Tuesday, January 04, 2011

All Over?

Word has come that the bishop of Massachusetts celebrated the Feast of the Holy Name by marrying two of his female clergy. It's hard to imagine a much more definitive statement that any moratorium on same-sex unions is over.

Update: Peter Ould has a discussion of the changes made in the 1979 liturgy in order to accommodate this rite. Besides the, um, curious second reading (well, at least it wasn't from the Koran, but then, I suppose it wouldn't be) I note a comment made by one Michael Harnois: "Here in the Diocese of Massachusetts I haven't heard about anyone who plans on rewriting the BCP marriage rite for straight couples, although I could have missed something, I suppose." Well, consider the Office of Women's Ministry rewriting Rite II in the interest, of course, of avoiding what male-favoring language there is in the 1979 language. I noted at the time that many of the changes could not be explained on the basis of their program, and that therefore there had to be larger theological pressures in play. I have to expect that the pressure on the marriage rite will be to make one unified form regardless of the sex of the participants, opening up the current rite to other modifications. And those modifications, I would expect, will go beyond neutering the references to brides and grooms. I expect the SCLM to promulgate some liberal (that is, unorthodox) theory of marriage, because historically they have preferred questionable rites. And it will be difficult to suppress whatever heresies they set forth because Justice will preempt the application of any kind of theological standard.

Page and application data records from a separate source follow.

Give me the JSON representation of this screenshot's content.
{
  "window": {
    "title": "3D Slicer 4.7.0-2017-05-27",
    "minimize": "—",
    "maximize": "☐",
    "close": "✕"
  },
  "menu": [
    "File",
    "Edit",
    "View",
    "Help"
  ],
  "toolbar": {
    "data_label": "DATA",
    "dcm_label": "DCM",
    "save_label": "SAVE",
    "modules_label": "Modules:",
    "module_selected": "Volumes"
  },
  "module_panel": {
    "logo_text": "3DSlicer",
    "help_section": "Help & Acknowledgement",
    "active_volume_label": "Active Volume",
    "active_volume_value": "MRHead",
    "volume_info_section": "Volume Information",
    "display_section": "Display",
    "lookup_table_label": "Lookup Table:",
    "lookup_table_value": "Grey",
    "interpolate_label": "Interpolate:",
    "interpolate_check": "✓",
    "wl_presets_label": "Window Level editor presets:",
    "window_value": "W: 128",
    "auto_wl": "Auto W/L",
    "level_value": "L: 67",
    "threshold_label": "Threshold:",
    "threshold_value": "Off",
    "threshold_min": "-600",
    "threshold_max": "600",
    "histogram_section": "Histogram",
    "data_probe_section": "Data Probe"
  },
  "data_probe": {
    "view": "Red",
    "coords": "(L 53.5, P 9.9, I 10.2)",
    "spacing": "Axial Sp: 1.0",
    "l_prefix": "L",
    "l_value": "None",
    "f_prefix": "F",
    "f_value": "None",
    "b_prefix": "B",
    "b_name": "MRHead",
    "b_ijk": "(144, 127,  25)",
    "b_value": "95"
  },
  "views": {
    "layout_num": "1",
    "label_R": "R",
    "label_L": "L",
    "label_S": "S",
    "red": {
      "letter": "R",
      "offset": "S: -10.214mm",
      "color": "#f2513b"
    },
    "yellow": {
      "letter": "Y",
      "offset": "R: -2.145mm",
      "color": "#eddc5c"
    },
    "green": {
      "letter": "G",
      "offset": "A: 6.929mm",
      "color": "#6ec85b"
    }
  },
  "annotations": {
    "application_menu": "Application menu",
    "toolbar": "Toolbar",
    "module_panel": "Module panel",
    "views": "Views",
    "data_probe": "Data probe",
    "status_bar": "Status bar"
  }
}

It is easier for moderates to tolerate same sex rites when they are merely an aberration which they can ignore because it happens in another parish, or at least at services which they do not attend. Changing the marriage rite as a whole is a far more significant issue, but I think it is a very safe bet that changes are in the works. The biggest threat that social liberals pose to the church is their poor record in keeping the Unitarians and other heretics out of power. The danger is very real, in this case, that they will allow the emasculation of the marital rite because they need the heretics to maintain the political weight keep the conservative troglodytes at bay.

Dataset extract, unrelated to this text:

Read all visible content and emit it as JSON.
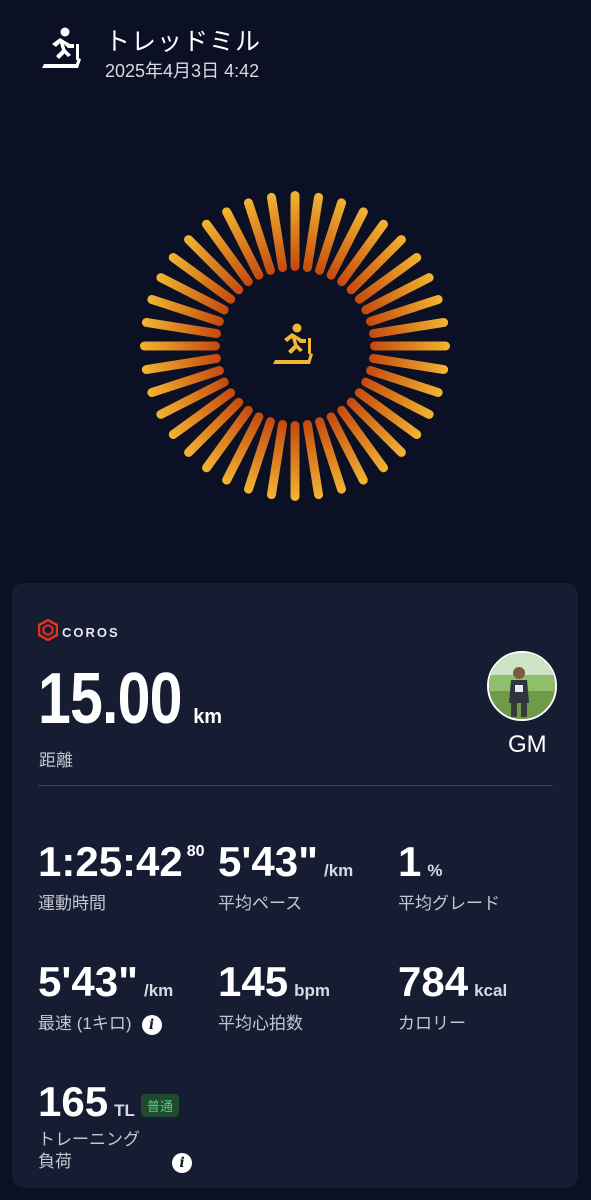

3 comments:

The young fogey said...

Sure, it's obvious: they don't enforce their rules on their books about marriage and they'll probably change the rules, voting in gay marriage, at their next convention. I defend all faiths' right to govern themselves so the Episcopalians can knock themselves out as long as they leave Catholics alone.

Carson Clark said...

I am an evangelical Anglican, hard-lining moderate, and aspiring pastor/priest. As such, I must say that I don't much care for your quotations around the word moderate as though it wasn't a real position.

Here's my recent post detailing a moderate position on homosexuality in regards to society and the church: http://bit.ly/i5Ve1h. I'd gotten angry feedback from both conservatives and liberals. I take that to mean it truly is a moderate perspective.

C. Wingate said...

I probably meant something else by the quotes but I see your point and have removed them.

I saw your statement but have not had a change to digest it fully.